## ASSIGNMENT
Give every entry again, word for word.

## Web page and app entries
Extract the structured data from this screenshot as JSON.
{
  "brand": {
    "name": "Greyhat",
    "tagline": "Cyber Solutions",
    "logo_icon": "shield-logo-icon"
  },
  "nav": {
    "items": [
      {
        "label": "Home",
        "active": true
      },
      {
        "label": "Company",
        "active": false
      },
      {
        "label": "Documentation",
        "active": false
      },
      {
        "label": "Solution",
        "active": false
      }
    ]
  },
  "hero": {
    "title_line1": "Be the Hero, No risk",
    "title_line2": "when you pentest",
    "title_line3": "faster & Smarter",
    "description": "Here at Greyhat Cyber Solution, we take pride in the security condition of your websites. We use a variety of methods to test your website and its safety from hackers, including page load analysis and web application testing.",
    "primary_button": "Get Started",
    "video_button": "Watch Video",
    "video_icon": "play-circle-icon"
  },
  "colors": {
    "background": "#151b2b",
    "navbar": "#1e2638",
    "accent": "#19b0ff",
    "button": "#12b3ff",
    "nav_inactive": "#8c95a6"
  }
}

## SOLUTION TO THE EXERCISE
Extract the structured data from this screenshot as JSON.
{
  "brand": {
    "name": "Greyhat",
    "tagline": "Cyber Solutions",
    "logo_icon": "shield-logo-icon"
  },
  "nav": {
    "items": [
      {
        "label": "Home",
        "active": true
      },
      {
        "label": "Company",
        "active": false
      },
      {
        "label": "Documentation",
        "active": false
      },
      {
        "label": "Solution",
        "active": false
      }
    ]
  },
  "hero": {
    "title_line1": "Be the Hero, No risk",
    "title_line2": "when you pentest",
    "title_line3": "faster & Smarter",
    "description": "Here at Greyhat Cyber Solution, we take pride in the security condition of your websites. We use a variety of methods to test your website and its safety from hackers, including page load analysis and web application testing.",
    "primary_button": "Get Started",
    "video_button": "Watch Video",
    "video_icon": "play-circle-icon"
  },
  "colors": {
    "background": "#151b2b",
    "navbar": "#1e2638",
    "accent": "#19b0ff",
    "button": "#12b3ff",
    "nav_inactive": "#8c95a6"
  }
}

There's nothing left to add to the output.